» What this task involves
For the listing below, give the number of lines in which "name" occurs. Add nothing.
============
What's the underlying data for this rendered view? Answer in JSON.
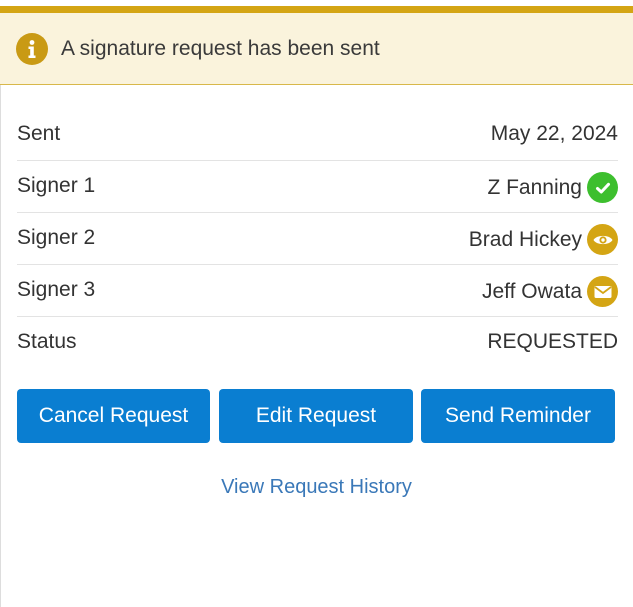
{
  "banner": {
    "icon": "info-icon",
    "message": "A signature request has been sent",
    "accent_color": "#d4a514"
  },
  "details": {
    "sent": {
      "label": "Sent",
      "value": "May 22, 2024"
    },
    "signers": [
      {
        "label": "Signer 1",
        "name": "Z Fanning",
        "status_icon": "check-circle-icon",
        "color": "#3dbf2e"
      },
      {
        "label": "Signer 2",
        "name": "Brad Hickey",
        "status_icon": "eye-icon",
        "color": "#d4a514"
      },
      {
        "label": "Signer 3",
        "name": "Jeff Owata",
        "status_icon": "envelope-icon",
        "color": "#d4a514"
      }
    ],
    "status": {
      "label": "Status",
      "value": "REQUESTED"
    }
  },
  "actions": {
    "cancel_label": "Cancel Request",
    "edit_label": "Edit Request",
    "remind_label": "Send Reminder",
    "button_color": "#0a7ed1"
  },
  "history_link": "View Request History"
}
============
» Task result
3